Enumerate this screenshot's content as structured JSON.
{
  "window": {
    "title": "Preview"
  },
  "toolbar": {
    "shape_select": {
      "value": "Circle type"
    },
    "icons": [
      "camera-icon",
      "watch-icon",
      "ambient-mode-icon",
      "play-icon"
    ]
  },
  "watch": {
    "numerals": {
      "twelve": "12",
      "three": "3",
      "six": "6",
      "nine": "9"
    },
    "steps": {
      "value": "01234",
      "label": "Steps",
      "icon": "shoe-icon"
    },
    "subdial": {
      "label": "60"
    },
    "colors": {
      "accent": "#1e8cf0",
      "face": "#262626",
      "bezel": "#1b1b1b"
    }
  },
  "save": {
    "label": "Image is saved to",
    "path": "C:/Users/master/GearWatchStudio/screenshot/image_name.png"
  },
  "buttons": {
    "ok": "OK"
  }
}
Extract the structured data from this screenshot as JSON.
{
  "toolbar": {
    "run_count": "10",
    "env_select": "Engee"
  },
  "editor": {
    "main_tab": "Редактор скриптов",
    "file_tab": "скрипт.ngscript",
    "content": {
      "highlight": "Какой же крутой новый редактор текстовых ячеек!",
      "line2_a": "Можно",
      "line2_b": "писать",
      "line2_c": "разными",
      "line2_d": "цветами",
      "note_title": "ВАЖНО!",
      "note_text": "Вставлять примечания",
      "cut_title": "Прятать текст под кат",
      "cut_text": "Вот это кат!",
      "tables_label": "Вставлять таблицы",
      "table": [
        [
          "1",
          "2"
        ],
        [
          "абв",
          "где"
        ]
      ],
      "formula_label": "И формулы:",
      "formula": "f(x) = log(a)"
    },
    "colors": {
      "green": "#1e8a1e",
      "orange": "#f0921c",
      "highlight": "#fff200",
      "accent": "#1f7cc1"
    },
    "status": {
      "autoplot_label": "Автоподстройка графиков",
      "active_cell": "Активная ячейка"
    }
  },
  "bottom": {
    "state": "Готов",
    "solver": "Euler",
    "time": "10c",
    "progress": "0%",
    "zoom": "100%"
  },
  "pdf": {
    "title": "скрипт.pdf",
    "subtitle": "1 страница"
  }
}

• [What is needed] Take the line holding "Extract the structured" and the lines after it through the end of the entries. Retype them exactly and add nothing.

• [Task answer]
Extract the structured data from this screenshot as JSON.
{
  "toolbar": {
    "run_count": "10",
    "env_select": "Engee"
  },
  "editor": {
    "main_tab": "Редактор скриптов",
    "file_tab": "скрипт.ngscript",
    "content": {
      "highlight": "Какой же крутой новый редактор текстовых ячеек!",
      "line2_a": "Можно",
      "line2_b": "писать",
      "line2_c": "разными",
      "line2_d": "цветами",
      "note_title": "ВАЖНО!",
      "note_text": "Вставлять примечания",
      "cut_title": "Прятать текст под кат",
      "cut_text": "Вот это кат!",
      "tables_label": "Вставлять таблицы",
      "table": [
        [
          "1",
          "2"
        ],
        [
          "абв",
          "где"
        ]
      ],
      "formula_label": "И формулы:",
      "formula": "f(x) = log(a)"
    },
    "colors": {
      "green": "#1e8a1e",
      "orange": "#f0921c",
      "highlight": "#fff200",
      "accent": "#1f7cc1"
    },
    "status": {
      "autoplot_label": "Автоподстройка графиков",
      "active_cell": "Активная ячейка"
    }
  },
  "bottom": {
    "state": "Готов",
    "solver": "Euler",
    "time": "10c",
    "progress": "0%",
    "zoom": "100%"
  },
  "pdf": {
    "title": "скрипт.pdf",
    "subtitle": "1 страница"
  }
}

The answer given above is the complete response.